Scholar Mike Dillon has seen in Miike’s recurring interest in the yakuza – and outcast, ad hoc family units – a means of working through the question of multiculturalism and ethnic diversity within Japan’s putatively monocultural society.Mike Dillon, ‘The Immigrant and the Yakuza: Gangscapes in Miike Takashi’s DOA’, Studies in the Humanities, vol. 39, no. 1–2, 2012, pp. 193–232. The idea that Miike might be strategically deploying the chanbara genre, perhaps the most traditional and culturally homogenous in all of Japanese cinema, in order to restate a career-long appeal to diversity has a nicely subversive air. ‘Against homogeneity’ may be not only the governing principle of Miike’s career choices, but his central thematic thread, too.
|1||Andreas Wiseman, ‘RPC Reteams with Takashi Miike on Blade of the Immortal’, Screen Daily, 13 February 2016, <https://www.screendaily.com/berlin/rpc-reteams-with-takashi-miike-on-blade-of-the-immortal/5100297.article>, accessed 14 February 2018.|
|2||Andrew Dorman, Paradoxical Japaneseness: Cultural Representation in 21st Century Japanese Cinema, Palgrave Macmillan, London, 2016.|
|3||Grady Hendrix, ‘Kaiju Shakedown: Takashi Miike’, Film Comment, 24 September 2014, <https://www.filmcomment.com/blog/kaiju-shakedown-takashi-miike/>, accessed 14 February 2018.|
|4||Robin Wood, ‘Revenge Is Sweet: The Bitterness of Audition’, Film International, vol. 2, no. 1, issue 7 January 2004, pp. 22–7, available at <http://filmint.nu/?p=42>, accessed 15 March 2018.|
|5||See, for example, Alicia Lewis, ‘Animalistic Depravity: Takashi Miike’s The Mole Song: Undercover Agent Reiji’, Metro, no. 184, Autumn 2015, pp. 52–5.|
|6||Tony Williams, ‘Takashi Miike’s Cinema of Outrage’, CineAction, issue 64, August 2004, pp. 54–62.|
|7||Tom Mes, ‘Review: 13 Assassins’, Film Comment, vol. 47, no. 3, May/June 2011, pp. 64–5, available at <https://www.filmcomment.com/article/13-assassins-review/>, accessed 15 January 2018.|
|8||Takashi Miike, quoted in Tom Grater, ‘Takashi Miike Talks Blade of the Immortal and Cannes’, Screen Daily, 18 May 2017, <https://www.screendaily.com/features/takashi-miike-talks-blade-of-the-immortal-and-cannes/5117953.article>, accessed 14 February 2018.|

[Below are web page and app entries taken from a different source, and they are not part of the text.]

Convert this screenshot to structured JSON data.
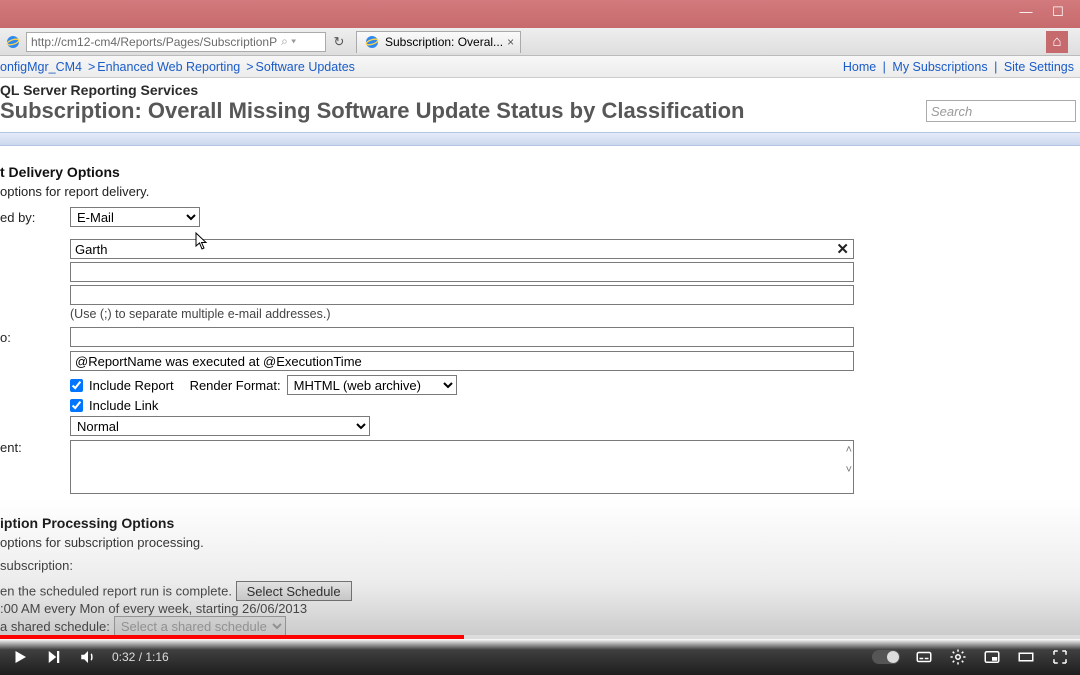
{
  "window": {
    "minimize_glyph": "—",
    "maximize_glyph": "☐"
  },
  "browser": {
    "url": "http://cm12-cm4/Reports/Pages/SubscriptionP",
    "url_tail_icons": "⌕ ▾",
    "refresh": "↻",
    "tab_label": "Subscription: Overal...",
    "tab_close": "×",
    "home_glyph": "⌂"
  },
  "nav": {
    "crumbs": [
      "onfigMgr_CM4",
      "Enhanced Web Reporting",
      "Software Updates"
    ],
    "right": [
      "Home",
      "My Subscriptions",
      "Site Settings"
    ]
  },
  "header": {
    "service": "QL Server Reporting Services",
    "title": "Subscription: Overall Missing Software Update Status by Classification",
    "search_placeholder": "Search"
  },
  "delivery": {
    "section_title": "t Delivery Options",
    "desc": "options for report delivery.",
    "delivered_by_label": "ed by:",
    "delivered_by_value": "E-Mail",
    "to_value": "Garth",
    "hint": "(Use (;) to separate multiple e-mail addresses.)",
    "replyto_label": "o:",
    "subject_value": "@ReportName was executed at @ExecutionTime",
    "include_report": "Include Report",
    "render_format_label": "Render Format:",
    "render_format_value": "MHTML (web archive)",
    "include_link": "Include Link",
    "priority_value": "Normal",
    "comment_label": "ent:"
  },
  "processing": {
    "section_title": "iption Processing Options",
    "desc": "options for subscription processing.",
    "run_label": "subscription:",
    "when_label": "en the scheduled report run is complete.",
    "select_schedule": "Select Schedule",
    "schedule_summary": ":00 AM every Mon of every week, starting 26/06/2013",
    "shared_label": "a shared schedule:",
    "shared_value": "Select a shared schedule"
  },
  "video": {
    "current": "0:32",
    "duration": "1:16"
  }
}
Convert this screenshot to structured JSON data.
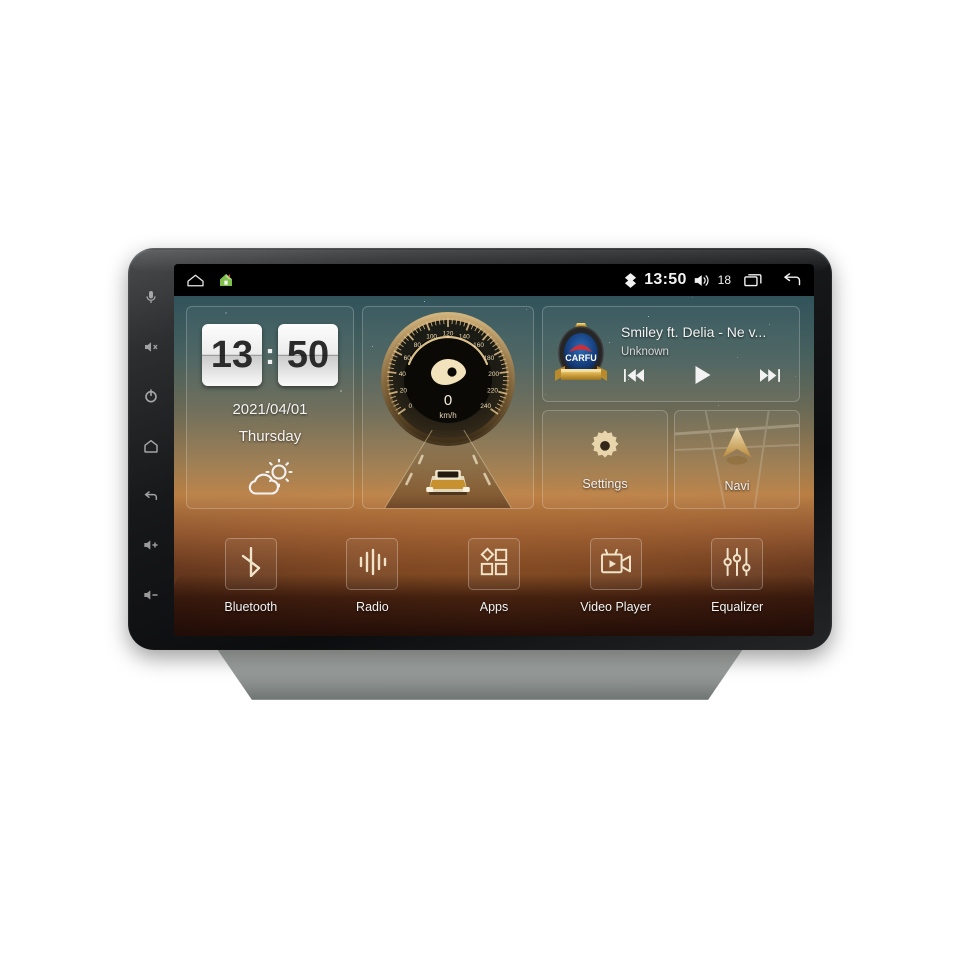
{
  "device": {
    "name": "Android car head unit",
    "bezel_buttons": [
      {
        "name": "mic-button",
        "icon": "microphone-icon"
      },
      {
        "name": "mute-button",
        "icon": "mute-icon"
      },
      {
        "name": "power-button",
        "icon": "power-icon"
      },
      {
        "name": "home-button",
        "icon": "home-icon"
      },
      {
        "name": "back-button",
        "icon": "back-arrow-icon"
      },
      {
        "name": "volume-up-button",
        "icon": "volume-up-icon"
      },
      {
        "name": "volume-down-button",
        "icon": "volume-down-icon"
      }
    ]
  },
  "statusbar": {
    "home_icon": "home-outline-icon",
    "launcher_icon": "green-house-icon",
    "bluetooth_icon": "bluetooth-diamond-icon",
    "time": "13:50",
    "volume_icon": "volume-icon",
    "volume_value": "18",
    "recents_icon": "recents-icon",
    "back_icon": "back-arrow-icon"
  },
  "clock_widget": {
    "hours": "13",
    "separator": ":",
    "minutes": "50",
    "date": "2021/04/01",
    "weekday": "Thursday",
    "weather_icon": "sun-behind-cloud-icon"
  },
  "speed_widget": {
    "value": "0",
    "unit": "km/h",
    "ticks": [
      "0",
      "20",
      "40",
      "60",
      "80",
      "100",
      "120",
      "140",
      "160",
      "180",
      "200",
      "220",
      "240"
    ],
    "min": 0,
    "max": 240,
    "needle_icon": "pointer-icon",
    "road_icon": "car-on-road-icon"
  },
  "music_widget": {
    "badge_text": "CARFU",
    "badge_icon": "carfu-logo-badge",
    "title": "Smiley ft. Delia - Ne v...",
    "artist": "Unknown",
    "controls": [
      {
        "name": "previous-track-button",
        "icon": "previous-icon"
      },
      {
        "name": "play-button",
        "icon": "play-icon"
      },
      {
        "name": "next-track-button",
        "icon": "next-icon"
      }
    ]
  },
  "tiles": [
    {
      "name": "settings-tile",
      "label": "Settings",
      "icon": "gear-icon"
    },
    {
      "name": "navi-tile",
      "label": "Navi",
      "icon": "navigation-arrow-icon"
    }
  ],
  "dock": [
    {
      "name": "dock-item-bluetooth",
      "label": "Bluetooth",
      "icon": "bluetooth-icon"
    },
    {
      "name": "dock-item-radio",
      "label": "Radio",
      "icon": "radio-waves-icon"
    },
    {
      "name": "dock-item-apps",
      "label": "Apps",
      "icon": "apps-grid-icon"
    },
    {
      "name": "dock-item-video",
      "label": "Video Player",
      "icon": "video-camera-icon"
    },
    {
      "name": "dock-item-equalizer",
      "label": "Equalizer",
      "icon": "equalizer-sliders-icon"
    }
  ],
  "colors": {
    "accent_gold": "#e7c489",
    "badge_blue": "#133a72",
    "badge_gold": "#e8c25a",
    "screen_text": "#f3f3f3",
    "statusbar_bg": "#000000"
  }
}
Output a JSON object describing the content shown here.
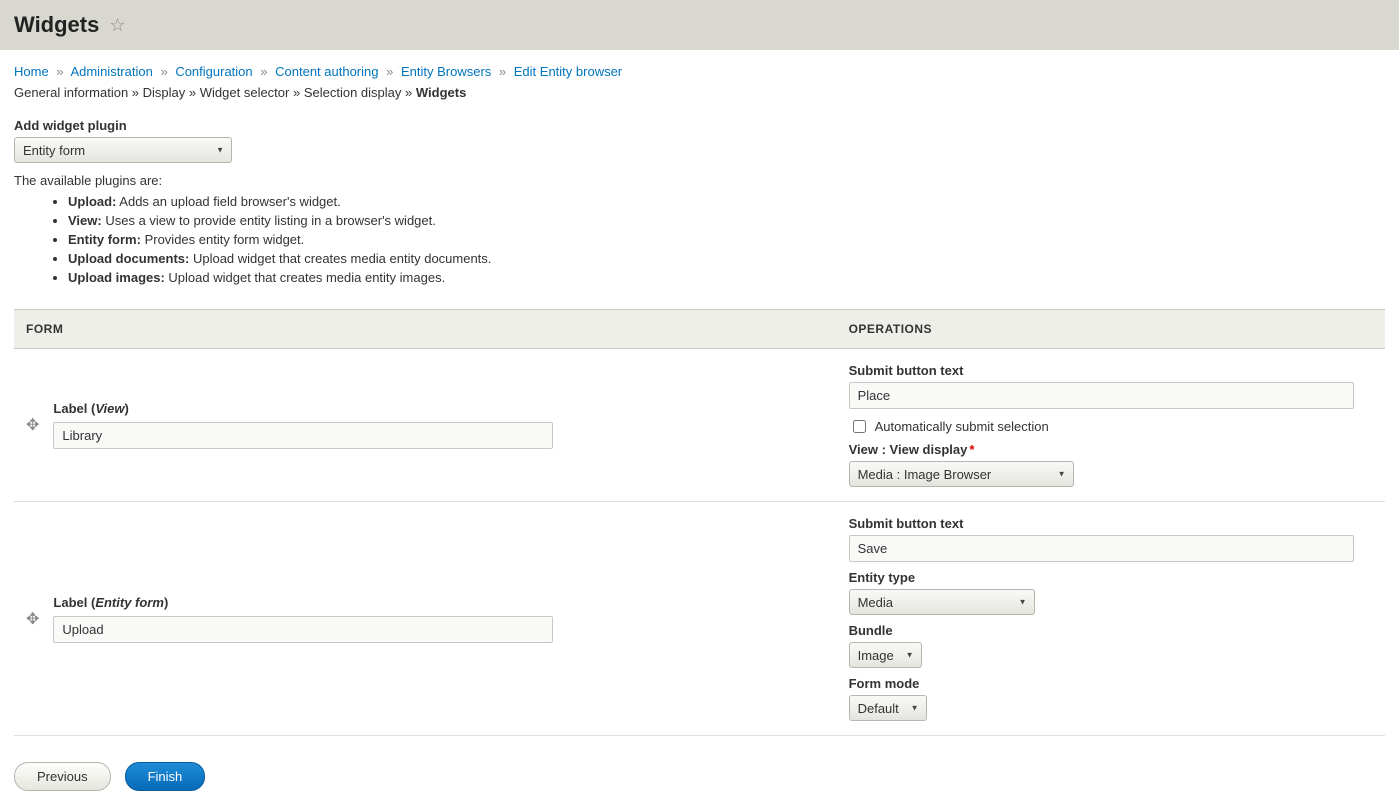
{
  "page_title": "Widgets",
  "breadcrumb": {
    "home": "Home",
    "administration": "Administration",
    "configuration": "Configuration",
    "content_authoring": "Content authoring",
    "entity_browsers": "Entity Browsers",
    "edit": "Edit Entity browser"
  },
  "subnav": {
    "general": "General information",
    "display": "Display",
    "widget_selector": "Widget selector",
    "selection_display": "Selection display",
    "widgets": "Widgets"
  },
  "add_plugin": {
    "label": "Add widget plugin",
    "selected": "Entity form",
    "help_intro": "The available plugins are:",
    "options": [
      {
        "name": "Upload:",
        "desc": "Adds an upload field browser's widget."
      },
      {
        "name": "View:",
        "desc": "Uses a view to provide entity listing in a browser's widget."
      },
      {
        "name": "Entity form:",
        "desc": "Provides entity form widget."
      },
      {
        "name": "Upload documents:",
        "desc": "Upload widget that creates media entity documents."
      },
      {
        "name": "Upload images:",
        "desc": "Upload widget that creates media entity images."
      }
    ]
  },
  "table": {
    "col_form": "FORM",
    "col_ops": "OPERATIONS",
    "label_prefix": "Label ("
  },
  "rows": [
    {
      "type": "View",
      "label_value": "Library",
      "submit_label": "Submit button text",
      "submit_value": "Place",
      "auto_label": "Automatically submit selection",
      "auto_checked": false,
      "view_label": "View : View display",
      "view_value": "Media : Image Browser"
    },
    {
      "type": "Entity form",
      "label_value": "Upload",
      "submit_label": "Submit button text",
      "submit_value": "Save",
      "entity_type_label": "Entity type",
      "entity_type_value": "Media",
      "bundle_label": "Bundle",
      "bundle_value": "Image",
      "form_mode_label": "Form mode",
      "form_mode_value": "Default"
    }
  ],
  "buttons": {
    "previous": "Previous",
    "finish": "Finish"
  }
}
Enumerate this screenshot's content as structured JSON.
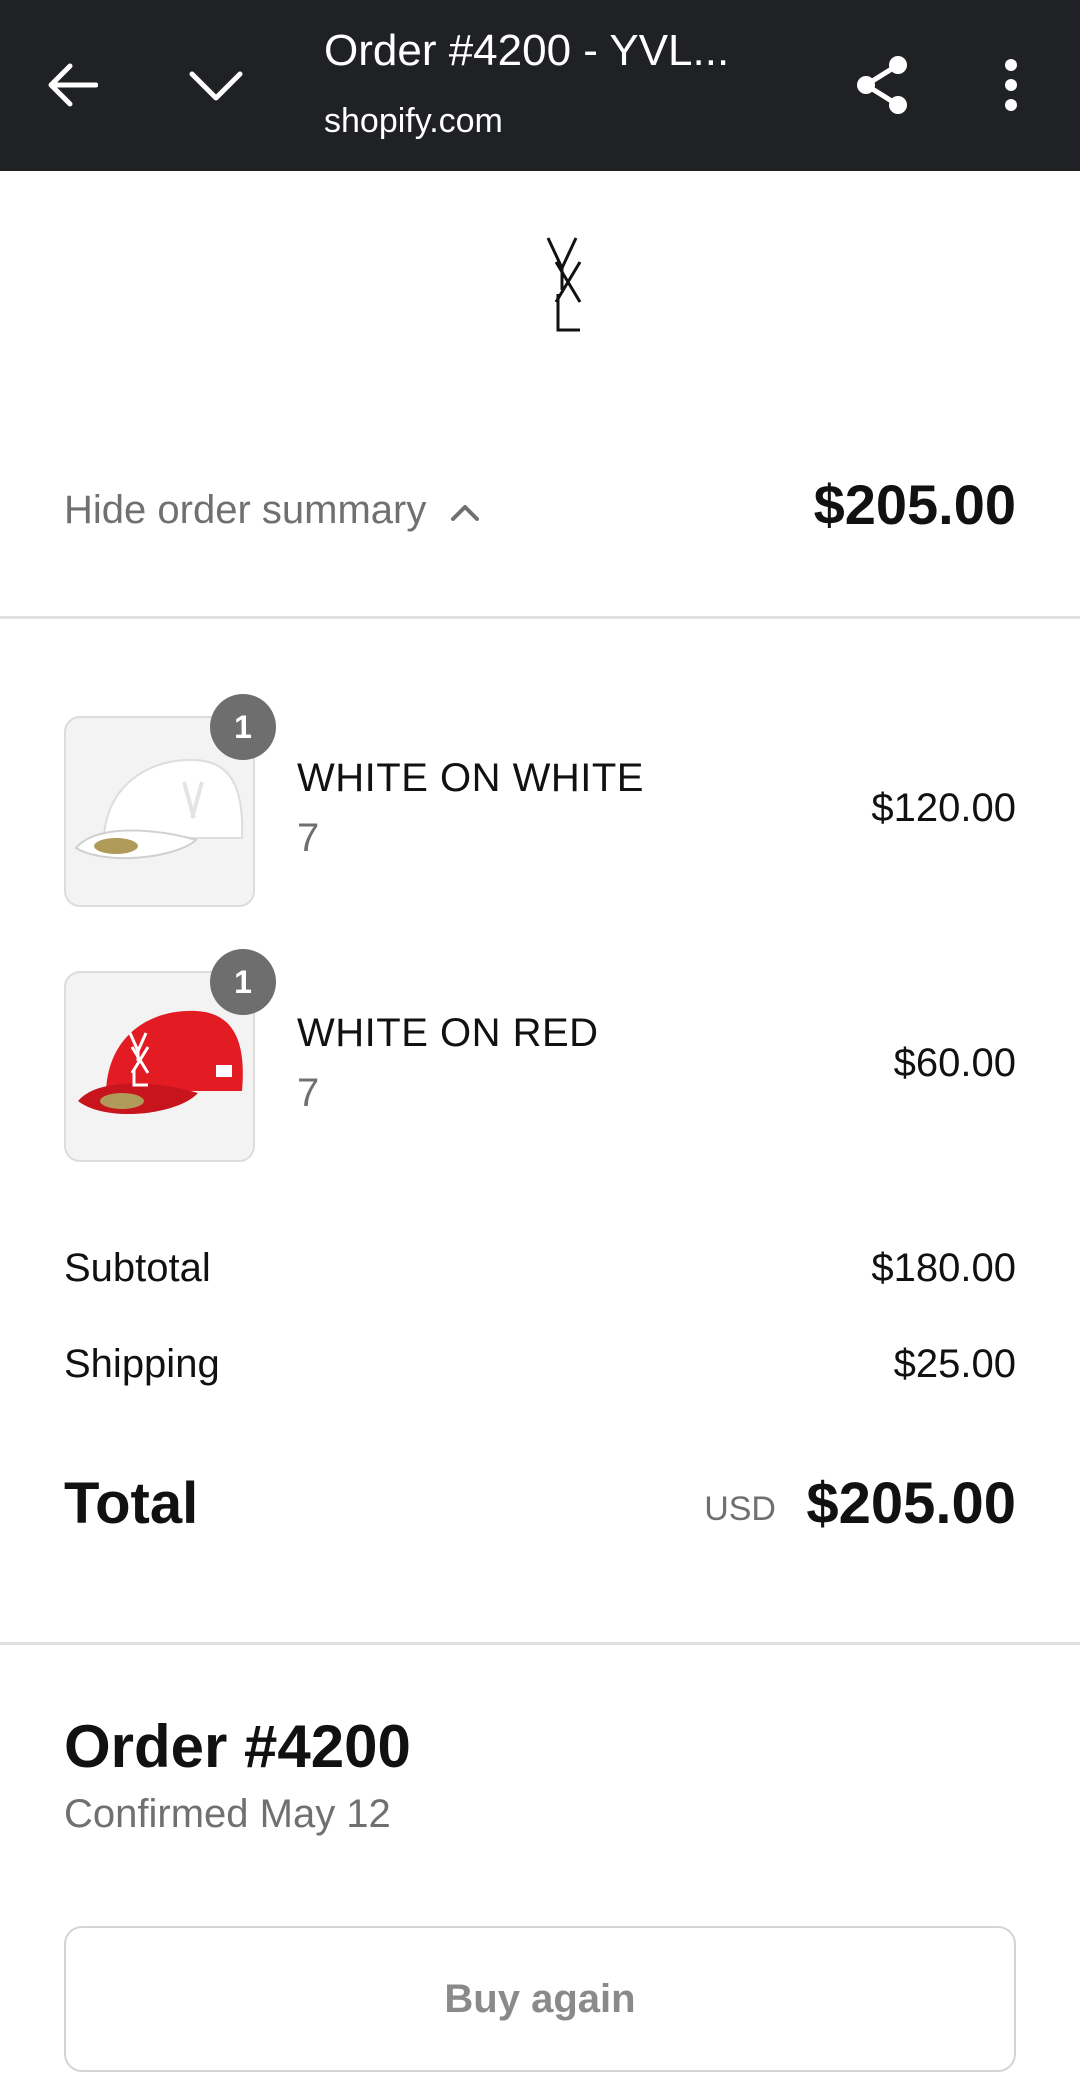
{
  "browser": {
    "title": "Order #4200 - YVL...",
    "url": "shopify.com",
    "icons": [
      "back-arrow-icon",
      "chevron-down-icon",
      "share-icon",
      "more-vert-icon"
    ]
  },
  "summary": {
    "toggle_label": "Hide order summary",
    "total": "$205.00"
  },
  "items": [
    {
      "name": "WHITE ON WHITE",
      "variant": "7",
      "price": "$120.00",
      "qty": "1",
      "color": "#f7f7f7"
    },
    {
      "name": "WHITE ON RED",
      "variant": "7",
      "price": "$60.00",
      "qty": "1",
      "color": "#e31b23"
    }
  ],
  "totals": {
    "subtotal_label": "Subtotal",
    "subtotal": "$180.00",
    "shipping_label": "Shipping",
    "shipping": "$25.00",
    "total_label": "Total",
    "currency": "USD",
    "total": "$205.00"
  },
  "order": {
    "title": "Order #4200",
    "status": "Confirmed May 12",
    "buy_again_label": "Buy again"
  },
  "colors": {
    "topbar": "#202124",
    "muted_text": "#707070",
    "badge": "#6e6e6e"
  }
}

|9||Mike Dillon, ‘The Immigrant and the Yakuza: Gangscapes in Miike Takashi’s DOA’, Studies in the Humanities, vol. 39, no. 1–2, 2012, pp. 193–232.|